* _EXERCISE DETAILS_: Please copy all of the data that follows exactly, leaving any pictures out.

* * * * * * * * *

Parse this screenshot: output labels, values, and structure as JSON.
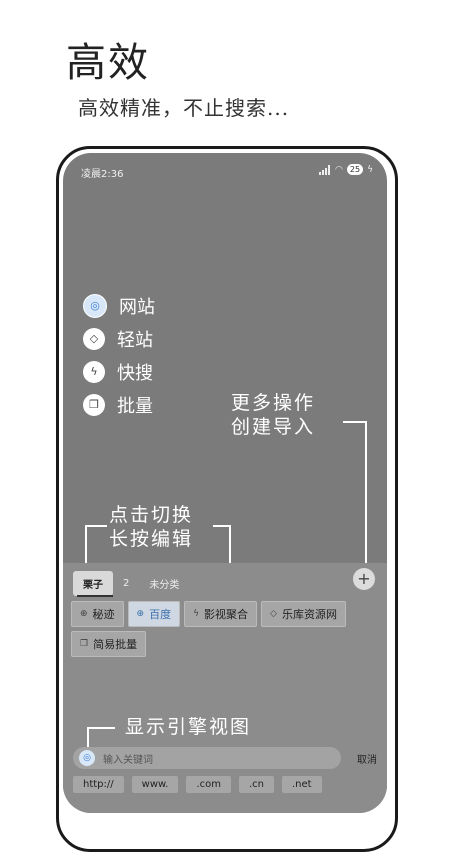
{
  "hero": {
    "title": "高效",
    "subtitle": "高效精准，不止搜索..."
  },
  "status": {
    "time": "凌晨2:36",
    "battery": "25"
  },
  "menu": [
    {
      "label": "网站",
      "icon": "globe-icon",
      "glyph": "◎"
    },
    {
      "label": "轻站",
      "icon": "cube-icon",
      "glyph": "◇"
    },
    {
      "label": "快搜",
      "icon": "bolt-icon",
      "glyph": "ϟ"
    },
    {
      "label": "批量",
      "icon": "copy-icon",
      "glyph": "❐"
    }
  ],
  "annotations": {
    "more_ops_line1": "更多操作",
    "more_ops_line2": "创建导入",
    "tap_line1": "点击切换",
    "tap_line2": "长按编辑",
    "engine_view": "显示引擎视图"
  },
  "tabs": [
    "栗子",
    "2",
    "未分类"
  ],
  "add_label": "+",
  "chips": [
    {
      "label": "秘迹",
      "icon": "globe-icon",
      "glyph": "⊕"
    },
    {
      "label": "百度",
      "icon": "globe-icon",
      "glyph": "⊕",
      "selected": true
    },
    {
      "label": "影视聚合",
      "icon": "bolt-icon",
      "glyph": "ϟ"
    },
    {
      "label": "乐库资源网",
      "icon": "cube-icon",
      "glyph": "◇"
    },
    {
      "label": "简易批量",
      "icon": "copy-icon",
      "glyph": "❐"
    }
  ],
  "search": {
    "placeholder": "输入关键词",
    "cancel": "取消"
  },
  "suffixes": [
    "http://",
    "www.",
    ".com",
    ".cn",
    ".net"
  ]
}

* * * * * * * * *

* _EXERCISE RESULT_:
Parse this screenshot: output labels, values, and structure as JSON.
{
  "hero": {
    "title": "高效",
    "subtitle": "高效精准，不止搜索..."
  },
  "status": {
    "time": "凌晨2:36",
    "battery": "25"
  },
  "menu": [
    {
      "label": "网站",
      "icon": "globe-icon",
      "glyph": "◎"
    },
    {
      "label": "轻站",
      "icon": "cube-icon",
      "glyph": "◇"
    },
    {
      "label": "快搜",
      "icon": "bolt-icon",
      "glyph": "ϟ"
    },
    {
      "label": "批量",
      "icon": "copy-icon",
      "glyph": "❐"
    }
  ],
  "annotations": {
    "more_ops_line1": "更多操作",
    "more_ops_line2": "创建导入",
    "tap_line1": "点击切换",
    "tap_line2": "长按编辑",
    "engine_view": "显示引擎视图"
  },
  "tabs": [
    "栗子",
    "2",
    "未分类"
  ],
  "add_label": "+",
  "chips": [
    {
      "label": "秘迹",
      "icon": "globe-icon",
      "glyph": "⊕"
    },
    {
      "label": "百度",
      "icon": "globe-icon",
      "glyph": "⊕",
      "selected": true
    },
    {
      "label": "影视聚合",
      "icon": "bolt-icon",
      "glyph": "ϟ"
    },
    {
      "label": "乐库资源网",
      "icon": "cube-icon",
      "glyph": "◇"
    },
    {
      "label": "简易批量",
      "icon": "copy-icon",
      "glyph": "❐"
    }
  ],
  "search": {
    "placeholder": "输入关键词",
    "cancel": "取消"
  },
  "suffixes": [
    "http://",
    "www.",
    ".com",
    ".cn",
    ".net"
  ]
}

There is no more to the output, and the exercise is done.